Does anyone else find themselves assessing their lives in terms of opportunity costs (that is, doing this means I won't have time to do all these other things?)? In my context, chairs have all the responsibility but none of the authority or budget - all that is within the dean's purview.

At the same time, the only way to get ahead here (or maybe just stay even) is to go over to the dark side, whose temptations are always strong.

Jeffrey Cohen said...

That is quite a wiki, Dan -- I think I'll frontpage that one later.

As to opportunity costs, I think that is part of the calculus of administration (it has to be). But for me the most important question was: by being department chair, will I be able to shape the department in such a way that I will want to be part of it for a long time? Because if the answer to that is YES, and I don't serve as chair, than I have forfeited my right to complain about anything!

Karl Steel said...

Though the book is very much in process, though I won't have a good idea of its actual contours until I have some time to think, still I know that it will likely bear the title Art from a Stone: Dreaming the Prehistoric in the Middle Ages. As you may have noticed from recent blog posts at ITM, I've been rather interested in megaliths, deep history, and vast temporal gaps.
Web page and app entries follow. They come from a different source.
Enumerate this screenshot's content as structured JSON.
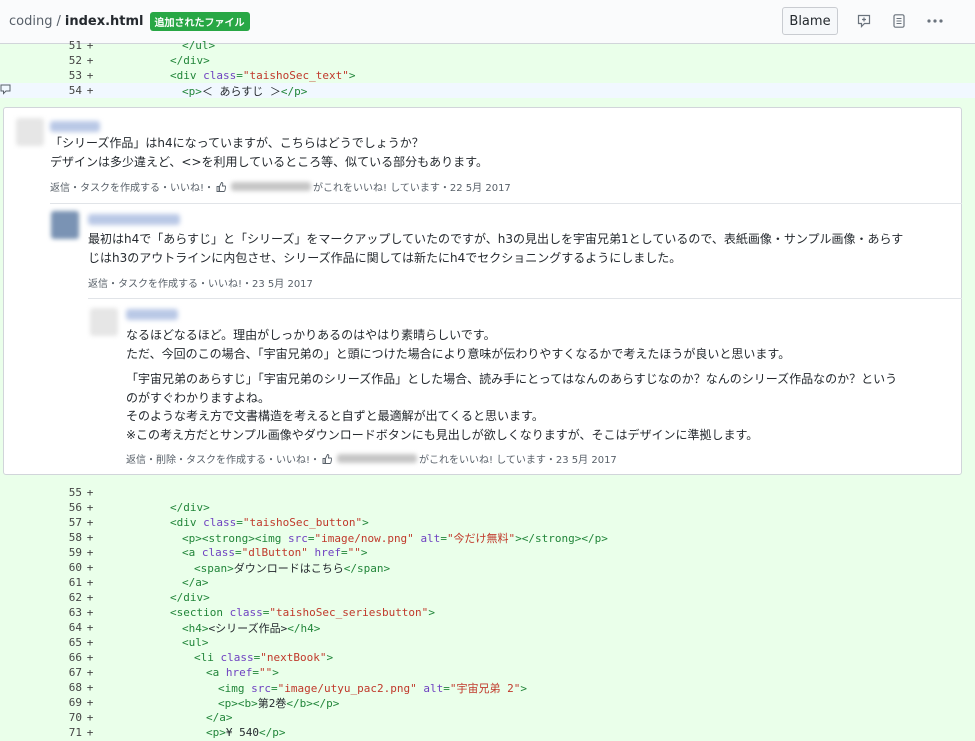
{
  "header": {
    "repo": "coding",
    "sep": "/",
    "file": "index.html",
    "badge": "追加されたファイル",
    "blame_label": "Blame"
  },
  "code_top": [
    {
      "num": "51",
      "sign": "+",
      "indent": 14,
      "parts": [
        [
          "t",
          "</ul>"
        ]
      ]
    },
    {
      "num": "52",
      "sign": "+",
      "indent": 12,
      "parts": [
        [
          "t",
          "</div>"
        ]
      ]
    },
    {
      "num": "53",
      "sign": "+",
      "indent": 12,
      "parts": [
        [
          "t",
          "<div "
        ],
        [
          "a",
          "class"
        ],
        [
          "t",
          "="
        ],
        [
          "s",
          "\"taishoSec_text\""
        ],
        [
          "t",
          ">"
        ]
      ]
    },
    {
      "num": "54",
      "sign": "+",
      "indent": 14,
      "parts": [
        [
          "t",
          "<p>"
        ],
        [
          "tx",
          "＜ あらすじ ＞"
        ],
        [
          "t",
          "</p>"
        ]
      ],
      "highlight": true
    }
  ],
  "comments": [
    {
      "lines": [
        "「シリーズ作品」はh4になっていますが、こちらはどうでしょうか？",
        "デザインは多少違えど、<>を利用しているところ等、似ている部分もあります。"
      ],
      "meta_before": "返信・タスクを作成する・いいね!・",
      "meta_after": "がこれをいいね! しています・22 5月 2017"
    },
    {
      "lines": [
        "最初はh4で「あらすじ」と「シリーズ」をマークアップしていたのですが、h3の見出しを宇宙兄弟1としているので、表紙画像・サンプル画像・あらす",
        "じはh3のアウトラインに内包させ、シリーズ作品に関しては新たにh4でセクショニングするようにしました。"
      ],
      "meta_before": "返信・タスクを作成する・いいね!・23 5月 2017"
    },
    {
      "lines": [
        "なるほどなるほど。理由がしっかりあるのはやはり素晴らしいです。",
        "ただ、今回のこの場合、「宇宙兄弟の」と頭につけた場合により意味が伝わりやすくなるかで考えたほうが良いと思います。"
      ],
      "lines2": [
        "「宇宙兄弟のあらすじ」「宇宙兄弟のシリーズ作品」とした場合、読み手にとってはなんのあらすじなのか？なんのシリーズ作品なのか？という",
        "のがすぐわかりますよね。",
        "そのような考え方で文書構造を考えると自ずと最適解が出てくると思います。",
        "※この考え方だとサンプル画像やダウンロードボタンにも見出しが欲しくなりますが、そこはデザインに準拠します。"
      ],
      "meta_before": "返信・削除・タスクを作成する・いいね!・",
      "meta_after": "がこれをいいね! しています・23 5月 2017"
    }
  ],
  "code_bottom": [
    {
      "num": "55",
      "sign": "+",
      "indent": 0,
      "parts": []
    },
    {
      "num": "56",
      "sign": "+",
      "indent": 12,
      "parts": [
        [
          "t",
          "</div>"
        ]
      ]
    },
    {
      "num": "57",
      "sign": "+",
      "indent": 12,
      "parts": [
        [
          "t",
          "<div "
        ],
        [
          "a",
          "class"
        ],
        [
          "t",
          "="
        ],
        [
          "s",
          "\"taishoSec_button\""
        ],
        [
          "t",
          ">"
        ]
      ]
    },
    {
      "num": "58",
      "sign": "+",
      "indent": 14,
      "parts": [
        [
          "t",
          "<p><strong><img "
        ],
        [
          "a",
          "src"
        ],
        [
          "t",
          "="
        ],
        [
          "s",
          "\"image/now.png\""
        ],
        [
          "t",
          " "
        ],
        [
          "a",
          "alt"
        ],
        [
          "t",
          "="
        ],
        [
          "s",
          "\"今だけ無料\""
        ],
        [
          "t",
          "></strong></p>"
        ]
      ]
    },
    {
      "num": "59",
      "sign": "+",
      "indent": 14,
      "parts": [
        [
          "t",
          "<a "
        ],
        [
          "a",
          "class"
        ],
        [
          "t",
          "="
        ],
        [
          "s",
          "\"dlButton\""
        ],
        [
          "t",
          " "
        ],
        [
          "a",
          "href"
        ],
        [
          "t",
          "="
        ],
        [
          "s",
          "\"\""
        ],
        [
          "t",
          ">"
        ]
      ]
    },
    {
      "num": "60",
      "sign": "+",
      "indent": 16,
      "parts": [
        [
          "t",
          "<span>"
        ],
        [
          "tx",
          "ダウンロードはこちら"
        ],
        [
          "t",
          "</span>"
        ]
      ]
    },
    {
      "num": "61",
      "sign": "+",
      "indent": 14,
      "parts": [
        [
          "t",
          "</a>"
        ]
      ]
    },
    {
      "num": "62",
      "sign": "+",
      "indent": 12,
      "parts": [
        [
          "t",
          "</div>"
        ]
      ]
    },
    {
      "num": "63",
      "sign": "+",
      "indent": 12,
      "parts": [
        [
          "t",
          "<section "
        ],
        [
          "a",
          "class"
        ],
        [
          "t",
          "="
        ],
        [
          "s",
          "\"taishoSec_seriesbutton\""
        ],
        [
          "t",
          ">"
        ]
      ]
    },
    {
      "num": "64",
      "sign": "+",
      "indent": 14,
      "parts": [
        [
          "t",
          "<h4>"
        ],
        [
          "tx",
          "<シリーズ作品>"
        ],
        [
          "t",
          "</h4>"
        ]
      ]
    },
    {
      "num": "65",
      "sign": "+",
      "indent": 14,
      "parts": [
        [
          "t",
          "<ul>"
        ]
      ]
    },
    {
      "num": "66",
      "sign": "+",
      "indent": 16,
      "parts": [
        [
          "t",
          "<li "
        ],
        [
          "a",
          "class"
        ],
        [
          "t",
          "="
        ],
        [
          "s",
          "\"nextBook\""
        ],
        [
          "t",
          ">"
        ]
      ]
    },
    {
      "num": "67",
      "sign": "+",
      "indent": 18,
      "parts": [
        [
          "t",
          "<a "
        ],
        [
          "a",
          "href"
        ],
        [
          "t",
          "="
        ],
        [
          "s",
          "\"\""
        ],
        [
          "t",
          ">"
        ]
      ]
    },
    {
      "num": "68",
      "sign": "+",
      "indent": 20,
      "parts": [
        [
          "t",
          "<img "
        ],
        [
          "a",
          "src"
        ],
        [
          "t",
          "="
        ],
        [
          "s",
          "\"image/utyu_pac2.png\""
        ],
        [
          "t",
          " "
        ],
        [
          "a",
          "alt"
        ],
        [
          "t",
          "="
        ],
        [
          "s",
          "\"宇宙兄弟 2\""
        ],
        [
          "t",
          ">"
        ]
      ]
    },
    {
      "num": "69",
      "sign": "+",
      "indent": 20,
      "parts": [
        [
          "t",
          "<p><b>"
        ],
        [
          "tx",
          "第2巻"
        ],
        [
          "t",
          "</b></p>"
        ]
      ]
    },
    {
      "num": "70",
      "sign": "+",
      "indent": 18,
      "parts": [
        [
          "t",
          "</a>"
        ]
      ]
    },
    {
      "num": "71",
      "sign": "+",
      "indent": 18,
      "parts": [
        [
          "t",
          "<p>"
        ],
        [
          "tx",
          "¥ 540"
        ],
        [
          "t",
          "</p>"
        ]
      ]
    }
  ],
  "icons": {
    "comment_add": "comment-add-icon",
    "file": "file-icon",
    "more": "kebab-horizontal-icon",
    "thumb": "thumbs-up-icon"
  }
}
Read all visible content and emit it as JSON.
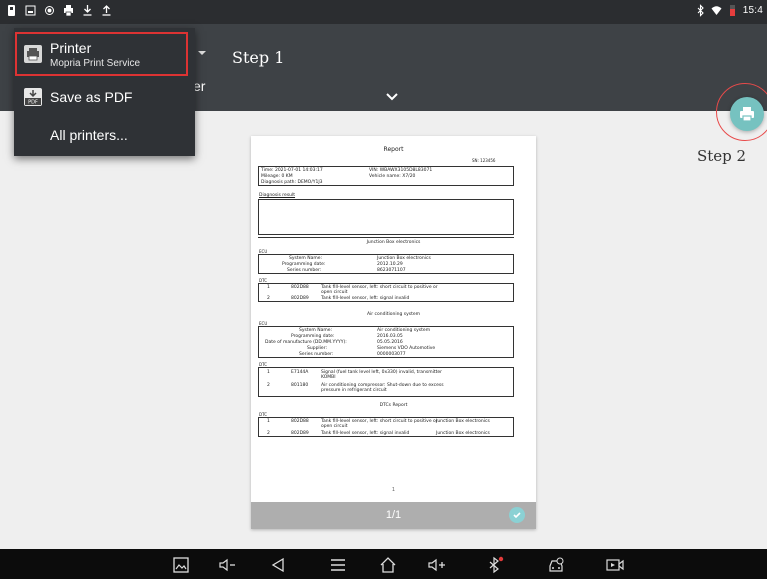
{
  "status_bar": {
    "time": "15:4",
    "left_icons": [
      "notification-icon",
      "gallery-icon",
      "record-icon",
      "print-icon",
      "download-icon",
      "upload-icon"
    ],
    "right_icons": [
      "bluetooth-icon",
      "wifi-icon",
      "battery-icon"
    ]
  },
  "toolbar": {
    "step1": "Step 1",
    "partial_text": "er"
  },
  "menu": {
    "printer_title": "Printer",
    "printer_subtitle": "Mopria Print Service",
    "save_pdf": "Save as PDF",
    "all_printers": "All printers..."
  },
  "step2": "Step 2",
  "preview": {
    "page_number": "1",
    "page_count": "1/1"
  },
  "report": {
    "title": "Report",
    "sn": "SN: 123456",
    "info": {
      "time": "Time: 2021-07-01 14:03:17",
      "vin": "VIN: WBAWX3105D8L83071",
      "mileage": "Mileage: 0 KM",
      "vehicle": "Vehicle name: X7/20",
      "path": "Diagnosis path: DEMO/Y1J3"
    },
    "diag_result": "Diagnosis result",
    "section1": "Junction Box electronics",
    "ecu1": {
      "label": "ECU",
      "rows": [
        [
          "System Name:",
          "Junction Box electronics"
        ],
        [
          "Programming date:",
          "2012.10.29"
        ],
        [
          "Series number:",
          "8623071107"
        ]
      ]
    },
    "dtc1": {
      "label": "DTC",
      "rows": [
        [
          "1",
          "802D88",
          "Tank fill-level sensor, left: short circuit to positive or",
          "open circuit"
        ],
        [
          "2",
          "802D89",
          "Tank fill-level sensor, left: signal invalid",
          ""
        ]
      ]
    },
    "section2": "Air conditioning system",
    "ecu2": {
      "label": "ECU",
      "rows": [
        [
          "System Name:",
          "Air conditioning system"
        ],
        [
          "Programming date:",
          "2016.03.05"
        ],
        [
          "Date of manufacture (DD.MM.YYYY):",
          "05.05.2016"
        ],
        [
          "Supplier:",
          "Siemens VDO Automotive"
        ],
        [
          "Series number:",
          "0000003077"
        ]
      ]
    },
    "dtc2": {
      "label": "DTC",
      "rows": [
        [
          "1",
          "E7144A",
          "Signal (fuel tank level left, 0x330) invalid, transmitter",
          "KOMBI"
        ],
        [
          "2",
          "801180",
          "Air conditioning compressor: Shut-down due to excess",
          "pressure in refrigerant circuit"
        ]
      ]
    },
    "section3": "DTCs Report",
    "dtc3": {
      "label": "DTC",
      "rows": [
        [
          "1",
          "802D88",
          "Tank fill-level sensor, left: short circuit to positive or",
          "open circuit",
          "Junction Box electronics"
        ],
        [
          "2",
          "802D89",
          "Tank fill-level sensor, left: signal invalid",
          "",
          "Junction Box electronics"
        ]
      ]
    }
  },
  "navbar": {
    "icons": [
      "screenshot-icon",
      "volume-down-icon",
      "back-icon",
      "menu-icon",
      "home-icon",
      "volume-up-icon",
      "vci-bluetooth-icon",
      "car-diagnostics-icon",
      "screen-record-icon"
    ]
  },
  "colors": {
    "toolbar": "#3e4246",
    "menu": "#2f3236",
    "fab": "#76c2c0",
    "highlight": "#dd3333",
    "page_bar": "#aeaeae"
  }
}
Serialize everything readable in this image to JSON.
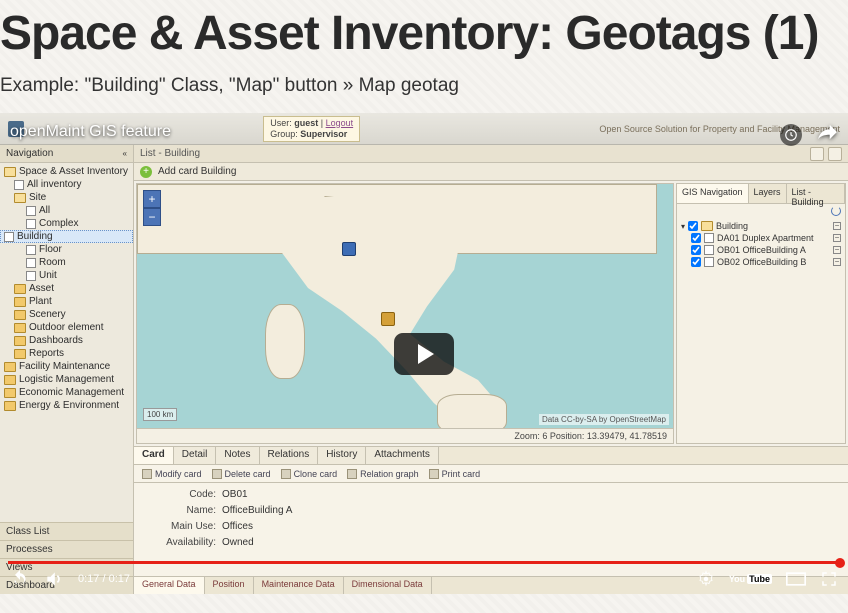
{
  "page": {
    "title": "Space & Asset Inventory: Geotags (1)",
    "subtitle": "Example: \"Building\" Class, \"Map\" button » Map geotag"
  },
  "video": {
    "title": "openMaint GIS feature",
    "current_time": "0:17",
    "duration": "0:17",
    "time_display": "0:17 / 0:17"
  },
  "app": {
    "user": {
      "label": "User",
      "name": "guest",
      "logout": "Logout"
    },
    "group": {
      "label": "Group",
      "name": "Supervisor"
    },
    "tagline": "Open Source Solution for Property and Facility Management",
    "nav_header": "Navigation",
    "nav_tree": [
      {
        "label": "Space & Asset Inventory",
        "icon": "folder-open",
        "indent": 0
      },
      {
        "label": "All inventory",
        "icon": "page",
        "indent": 1
      },
      {
        "label": "Site",
        "icon": "folder-open",
        "indent": 1
      },
      {
        "label": "All",
        "icon": "page",
        "indent": 2
      },
      {
        "label": "Complex",
        "icon": "page",
        "indent": 2
      },
      {
        "label": "Building",
        "icon": "page",
        "indent": 2,
        "selected": true
      },
      {
        "label": "Floor",
        "icon": "page",
        "indent": 2
      },
      {
        "label": "Room",
        "icon": "page",
        "indent": 2
      },
      {
        "label": "Unit",
        "icon": "page",
        "indent": 2
      },
      {
        "label": "Asset",
        "icon": "folder",
        "indent": 1
      },
      {
        "label": "Plant",
        "icon": "folder",
        "indent": 1
      },
      {
        "label": "Scenery",
        "icon": "folder",
        "indent": 1
      },
      {
        "label": "Outdoor element",
        "icon": "folder",
        "indent": 1
      },
      {
        "label": "Dashboards",
        "icon": "folder",
        "indent": 1
      },
      {
        "label": "Reports",
        "icon": "folder",
        "indent": 1
      },
      {
        "label": "Facility Maintenance",
        "icon": "folder",
        "indent": 0
      },
      {
        "label": "Logistic Management",
        "icon": "folder",
        "indent": 0
      },
      {
        "label": "Economic Management",
        "icon": "folder",
        "indent": 0
      },
      {
        "label": "Energy & Environment",
        "icon": "folder",
        "indent": 0
      }
    ],
    "accordion": [
      "Class List",
      "Processes",
      "Views",
      "Dashboard"
    ],
    "content_title": "List - Building",
    "add_card": "Add card Building",
    "map": {
      "scale": "100 km",
      "attribution": "Data CC-by-SA by OpenStreetMap",
      "position": "Zoom: 6 Position: 13.39479, 41.78519"
    },
    "gis": {
      "tabs": [
        "GIS Navigation",
        "Layers",
        "List - Building"
      ],
      "active_tab": 0,
      "tree": {
        "root": "Building",
        "children": [
          "DA01 Duplex Apartment",
          "OB01 OfficeBuilding A",
          "OB02 OfficeBuilding B"
        ]
      }
    },
    "card": {
      "tabs": [
        "Card",
        "Detail",
        "Notes",
        "Relations",
        "History",
        "Attachments"
      ],
      "active_tab": 0,
      "toolbar": [
        "Modify card",
        "Delete card",
        "Clone card",
        "Relation graph",
        "Print card"
      ],
      "fields": [
        {
          "label": "Code:",
          "value": "OB01"
        },
        {
          "label": "Name:",
          "value": "OfficeBuilding A"
        },
        {
          "label": "Main Use:",
          "value": "Offices"
        },
        {
          "label": "Availability:",
          "value": "Owned"
        }
      ],
      "bottom_tabs": [
        "General Data",
        "Position",
        "Maintenance Data",
        "Dimensional Data"
      ],
      "active_bottom": 0
    }
  },
  "colors": {
    "accent": "#e62117",
    "sea": "#a6d4d4",
    "land": "#f3eddd"
  }
}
One of the many horrifying things I encountered on my NW Winter trip was a book of devotions for grandparents pertly stored on the toilet top in a bathroom. In addition to the use of bizarrely out-of-context quotes (such as Voltaire's "if God did not exist, it would be necessary to invent him" as proof (!) of God's existence), I encountered what seemed to be a cypto-White Supremacist devotion on megaliths and deep history. Its claim? If I remember correctly, that ancient structures in Malta and some other European sites predate the Pyramids and thus claims that civilization originated in Africa or the Near East, and specifically, that Europe was not the founder of civilization, need to be rethought. I can't remember what devotion this led to because my head was spinning too fast for thought. Nonetheless, I did remember it well enough to bring it to your attention here and to suggest that you might want to try to run across such claims, and discuss them, in Art from a Stone.

Jeffrey Cohen said...

Having your head spin while in the lavatory is probably not a good situation.

OK, I will see if I can track this down ... though it seems to me a variant of the Erich von Däniken school of dispossessing humans of the history they made via completely insane theories.

Karl Steel said...

Chariots of the Gods, right?

In this case, though, we have competing notions of deep time in which the rock culturework--Pyramids, whatever--stand FOR presently existing people [Europeans vs. Africans] rather than displacing people. I'll see what I can do to help you track down this material, although I'm afraid of what nasty Aryan dreams I might stumble into in the process.